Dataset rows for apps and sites
──────
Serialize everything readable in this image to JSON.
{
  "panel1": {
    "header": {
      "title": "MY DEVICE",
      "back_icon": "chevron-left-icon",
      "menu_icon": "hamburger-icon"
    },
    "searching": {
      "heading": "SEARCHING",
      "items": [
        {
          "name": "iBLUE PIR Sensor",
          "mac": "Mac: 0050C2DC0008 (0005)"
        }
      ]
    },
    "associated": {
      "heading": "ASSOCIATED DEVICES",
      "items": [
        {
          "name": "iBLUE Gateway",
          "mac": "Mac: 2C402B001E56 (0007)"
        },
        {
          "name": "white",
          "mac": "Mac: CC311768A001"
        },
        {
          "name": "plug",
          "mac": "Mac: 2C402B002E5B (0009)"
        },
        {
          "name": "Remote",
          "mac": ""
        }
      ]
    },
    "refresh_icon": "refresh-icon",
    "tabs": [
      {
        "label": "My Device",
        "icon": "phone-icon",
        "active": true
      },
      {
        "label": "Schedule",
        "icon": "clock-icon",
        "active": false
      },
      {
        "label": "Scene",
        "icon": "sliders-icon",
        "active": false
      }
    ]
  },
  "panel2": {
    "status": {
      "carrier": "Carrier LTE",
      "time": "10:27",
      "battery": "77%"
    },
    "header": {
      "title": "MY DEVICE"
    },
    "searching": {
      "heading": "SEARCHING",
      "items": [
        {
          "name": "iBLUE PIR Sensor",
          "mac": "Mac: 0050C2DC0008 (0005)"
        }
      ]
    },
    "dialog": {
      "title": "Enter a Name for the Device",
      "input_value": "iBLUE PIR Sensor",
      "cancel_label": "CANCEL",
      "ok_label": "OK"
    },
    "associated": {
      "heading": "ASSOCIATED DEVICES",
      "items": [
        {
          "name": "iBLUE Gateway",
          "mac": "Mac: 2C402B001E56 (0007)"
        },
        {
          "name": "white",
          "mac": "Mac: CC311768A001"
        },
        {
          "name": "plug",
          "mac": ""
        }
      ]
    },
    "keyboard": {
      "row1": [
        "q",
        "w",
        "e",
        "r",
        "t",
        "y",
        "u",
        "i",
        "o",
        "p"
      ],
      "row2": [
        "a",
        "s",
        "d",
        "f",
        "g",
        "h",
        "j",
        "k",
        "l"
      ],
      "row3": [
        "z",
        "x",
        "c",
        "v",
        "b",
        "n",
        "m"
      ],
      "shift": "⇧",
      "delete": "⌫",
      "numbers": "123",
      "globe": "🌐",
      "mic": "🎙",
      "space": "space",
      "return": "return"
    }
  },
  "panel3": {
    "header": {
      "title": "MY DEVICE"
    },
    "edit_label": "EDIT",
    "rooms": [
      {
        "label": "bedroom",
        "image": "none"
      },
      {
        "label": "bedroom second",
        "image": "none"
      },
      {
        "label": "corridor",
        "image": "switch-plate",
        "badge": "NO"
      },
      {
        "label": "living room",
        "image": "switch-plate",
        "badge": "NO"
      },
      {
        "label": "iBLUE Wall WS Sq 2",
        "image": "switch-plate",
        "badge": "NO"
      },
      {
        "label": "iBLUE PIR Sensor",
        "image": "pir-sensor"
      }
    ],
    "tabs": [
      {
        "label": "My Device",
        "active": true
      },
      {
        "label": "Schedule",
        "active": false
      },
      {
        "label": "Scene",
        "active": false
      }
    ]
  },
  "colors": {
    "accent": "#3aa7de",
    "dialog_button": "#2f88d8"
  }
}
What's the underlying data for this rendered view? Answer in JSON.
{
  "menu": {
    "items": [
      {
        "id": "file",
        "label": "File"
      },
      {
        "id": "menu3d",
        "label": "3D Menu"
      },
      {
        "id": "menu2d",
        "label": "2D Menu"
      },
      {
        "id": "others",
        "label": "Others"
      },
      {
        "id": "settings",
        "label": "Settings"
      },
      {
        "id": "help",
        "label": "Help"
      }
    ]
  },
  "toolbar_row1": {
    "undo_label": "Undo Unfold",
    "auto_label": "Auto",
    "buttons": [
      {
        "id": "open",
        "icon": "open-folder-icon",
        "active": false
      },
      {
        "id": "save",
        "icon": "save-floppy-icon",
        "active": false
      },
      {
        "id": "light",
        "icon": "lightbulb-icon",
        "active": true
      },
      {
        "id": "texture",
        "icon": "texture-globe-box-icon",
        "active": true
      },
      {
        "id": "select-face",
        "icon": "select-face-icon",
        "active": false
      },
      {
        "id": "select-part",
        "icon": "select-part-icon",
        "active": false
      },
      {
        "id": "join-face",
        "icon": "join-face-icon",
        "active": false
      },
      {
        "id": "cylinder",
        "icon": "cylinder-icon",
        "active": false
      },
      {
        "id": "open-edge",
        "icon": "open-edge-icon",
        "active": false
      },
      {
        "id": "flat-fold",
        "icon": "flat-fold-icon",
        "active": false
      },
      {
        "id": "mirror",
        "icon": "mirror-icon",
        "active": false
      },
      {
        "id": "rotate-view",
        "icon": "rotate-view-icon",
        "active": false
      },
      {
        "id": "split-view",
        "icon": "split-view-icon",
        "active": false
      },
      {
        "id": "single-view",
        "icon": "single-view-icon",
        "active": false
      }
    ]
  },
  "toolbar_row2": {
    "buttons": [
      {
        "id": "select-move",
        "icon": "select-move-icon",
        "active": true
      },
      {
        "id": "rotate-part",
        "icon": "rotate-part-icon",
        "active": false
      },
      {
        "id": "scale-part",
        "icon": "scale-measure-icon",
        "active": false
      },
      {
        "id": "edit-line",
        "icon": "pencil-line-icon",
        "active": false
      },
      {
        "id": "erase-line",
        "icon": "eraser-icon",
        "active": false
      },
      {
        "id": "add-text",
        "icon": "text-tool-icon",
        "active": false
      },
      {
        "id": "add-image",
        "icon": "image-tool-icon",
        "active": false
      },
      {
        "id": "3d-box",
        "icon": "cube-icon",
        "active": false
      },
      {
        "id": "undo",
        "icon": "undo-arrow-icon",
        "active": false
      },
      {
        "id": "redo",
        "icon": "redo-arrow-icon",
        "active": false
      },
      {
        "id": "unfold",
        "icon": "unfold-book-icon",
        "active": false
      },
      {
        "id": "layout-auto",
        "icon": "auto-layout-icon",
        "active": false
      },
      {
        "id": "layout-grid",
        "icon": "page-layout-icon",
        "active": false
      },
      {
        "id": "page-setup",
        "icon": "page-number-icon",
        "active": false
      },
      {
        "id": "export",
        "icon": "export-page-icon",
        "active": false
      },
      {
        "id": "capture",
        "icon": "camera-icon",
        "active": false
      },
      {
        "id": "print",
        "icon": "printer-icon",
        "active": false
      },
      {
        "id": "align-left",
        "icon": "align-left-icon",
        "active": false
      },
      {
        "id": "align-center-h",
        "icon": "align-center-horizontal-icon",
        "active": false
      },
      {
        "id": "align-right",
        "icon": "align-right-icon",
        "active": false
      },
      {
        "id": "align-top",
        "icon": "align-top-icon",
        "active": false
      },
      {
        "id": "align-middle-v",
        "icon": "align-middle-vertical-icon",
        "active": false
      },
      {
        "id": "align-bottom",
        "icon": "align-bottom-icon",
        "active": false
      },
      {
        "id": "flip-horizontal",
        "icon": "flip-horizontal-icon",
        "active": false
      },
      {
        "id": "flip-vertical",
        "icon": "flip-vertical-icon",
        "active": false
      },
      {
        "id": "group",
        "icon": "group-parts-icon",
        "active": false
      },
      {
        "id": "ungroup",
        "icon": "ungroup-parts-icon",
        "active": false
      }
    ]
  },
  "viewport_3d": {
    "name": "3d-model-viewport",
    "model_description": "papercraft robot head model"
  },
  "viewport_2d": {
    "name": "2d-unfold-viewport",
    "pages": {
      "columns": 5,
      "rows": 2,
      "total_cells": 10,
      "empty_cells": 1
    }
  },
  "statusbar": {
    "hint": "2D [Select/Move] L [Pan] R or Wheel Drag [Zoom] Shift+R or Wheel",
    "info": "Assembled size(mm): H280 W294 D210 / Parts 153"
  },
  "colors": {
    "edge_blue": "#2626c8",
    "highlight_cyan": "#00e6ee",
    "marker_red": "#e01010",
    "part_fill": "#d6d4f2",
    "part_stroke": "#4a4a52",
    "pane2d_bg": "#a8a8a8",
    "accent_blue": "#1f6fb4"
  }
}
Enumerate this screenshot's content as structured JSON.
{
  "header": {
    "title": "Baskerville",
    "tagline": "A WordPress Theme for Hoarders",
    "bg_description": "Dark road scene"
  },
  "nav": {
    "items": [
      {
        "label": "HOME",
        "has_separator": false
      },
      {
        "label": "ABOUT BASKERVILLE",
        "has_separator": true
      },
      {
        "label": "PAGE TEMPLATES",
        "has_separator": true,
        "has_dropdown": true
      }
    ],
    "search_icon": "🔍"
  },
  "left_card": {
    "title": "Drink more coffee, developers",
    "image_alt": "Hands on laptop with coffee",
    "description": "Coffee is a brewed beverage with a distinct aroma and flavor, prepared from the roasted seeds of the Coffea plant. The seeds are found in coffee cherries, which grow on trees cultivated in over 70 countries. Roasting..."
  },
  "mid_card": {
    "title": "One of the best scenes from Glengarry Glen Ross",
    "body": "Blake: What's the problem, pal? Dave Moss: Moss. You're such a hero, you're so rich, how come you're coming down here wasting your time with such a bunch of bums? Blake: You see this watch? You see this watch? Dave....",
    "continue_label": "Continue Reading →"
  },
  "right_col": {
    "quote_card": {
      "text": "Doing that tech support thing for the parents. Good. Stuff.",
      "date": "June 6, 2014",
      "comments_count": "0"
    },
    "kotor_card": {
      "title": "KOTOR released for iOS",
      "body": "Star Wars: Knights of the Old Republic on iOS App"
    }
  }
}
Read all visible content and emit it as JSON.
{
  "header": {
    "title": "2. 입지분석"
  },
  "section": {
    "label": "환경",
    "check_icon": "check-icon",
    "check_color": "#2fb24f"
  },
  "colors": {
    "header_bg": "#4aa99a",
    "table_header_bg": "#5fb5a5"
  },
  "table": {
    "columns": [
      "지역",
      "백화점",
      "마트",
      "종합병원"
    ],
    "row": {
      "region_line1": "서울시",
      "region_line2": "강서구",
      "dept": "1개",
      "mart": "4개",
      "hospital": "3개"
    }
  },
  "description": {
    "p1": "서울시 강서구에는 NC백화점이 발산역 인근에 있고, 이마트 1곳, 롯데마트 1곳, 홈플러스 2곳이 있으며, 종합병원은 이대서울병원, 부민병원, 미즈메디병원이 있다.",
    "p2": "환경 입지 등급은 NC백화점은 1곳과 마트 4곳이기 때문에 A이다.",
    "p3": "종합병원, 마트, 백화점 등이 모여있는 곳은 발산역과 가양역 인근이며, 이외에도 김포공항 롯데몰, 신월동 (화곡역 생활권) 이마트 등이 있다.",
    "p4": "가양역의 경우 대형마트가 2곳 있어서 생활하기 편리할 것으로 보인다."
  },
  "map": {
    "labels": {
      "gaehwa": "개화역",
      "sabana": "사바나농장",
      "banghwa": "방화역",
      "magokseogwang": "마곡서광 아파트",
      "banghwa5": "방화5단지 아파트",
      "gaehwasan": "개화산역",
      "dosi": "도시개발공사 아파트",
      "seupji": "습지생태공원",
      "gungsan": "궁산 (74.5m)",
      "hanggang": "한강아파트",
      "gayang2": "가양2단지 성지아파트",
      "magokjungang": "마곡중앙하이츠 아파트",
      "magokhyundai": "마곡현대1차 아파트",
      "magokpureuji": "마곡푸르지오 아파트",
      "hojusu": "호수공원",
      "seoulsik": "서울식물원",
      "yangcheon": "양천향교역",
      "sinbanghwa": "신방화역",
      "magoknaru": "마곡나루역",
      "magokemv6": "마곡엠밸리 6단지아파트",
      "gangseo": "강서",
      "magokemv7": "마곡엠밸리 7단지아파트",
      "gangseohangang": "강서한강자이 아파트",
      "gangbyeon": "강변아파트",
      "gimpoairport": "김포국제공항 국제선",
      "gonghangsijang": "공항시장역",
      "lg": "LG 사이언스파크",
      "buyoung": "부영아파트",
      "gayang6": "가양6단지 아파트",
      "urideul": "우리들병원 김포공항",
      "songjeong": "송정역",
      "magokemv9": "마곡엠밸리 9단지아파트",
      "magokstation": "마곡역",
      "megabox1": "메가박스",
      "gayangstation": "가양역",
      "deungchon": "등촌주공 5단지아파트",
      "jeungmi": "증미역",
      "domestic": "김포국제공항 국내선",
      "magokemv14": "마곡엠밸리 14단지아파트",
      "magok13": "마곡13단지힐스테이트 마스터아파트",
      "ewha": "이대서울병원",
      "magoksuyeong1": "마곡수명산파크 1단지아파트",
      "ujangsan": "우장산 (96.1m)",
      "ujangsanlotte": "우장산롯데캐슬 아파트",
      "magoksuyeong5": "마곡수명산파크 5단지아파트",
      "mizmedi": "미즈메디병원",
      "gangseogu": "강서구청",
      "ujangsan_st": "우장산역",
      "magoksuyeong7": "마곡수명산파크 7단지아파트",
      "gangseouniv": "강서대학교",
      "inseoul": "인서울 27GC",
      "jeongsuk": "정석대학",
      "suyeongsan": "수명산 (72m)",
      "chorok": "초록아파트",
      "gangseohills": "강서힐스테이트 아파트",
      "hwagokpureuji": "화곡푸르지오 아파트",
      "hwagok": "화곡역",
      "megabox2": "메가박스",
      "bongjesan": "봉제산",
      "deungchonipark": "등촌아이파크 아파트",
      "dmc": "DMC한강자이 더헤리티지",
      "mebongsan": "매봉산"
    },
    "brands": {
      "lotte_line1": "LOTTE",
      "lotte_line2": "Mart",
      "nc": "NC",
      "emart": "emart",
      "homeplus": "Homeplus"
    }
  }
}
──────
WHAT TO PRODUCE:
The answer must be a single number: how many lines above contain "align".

OUTPUT BELOW:
12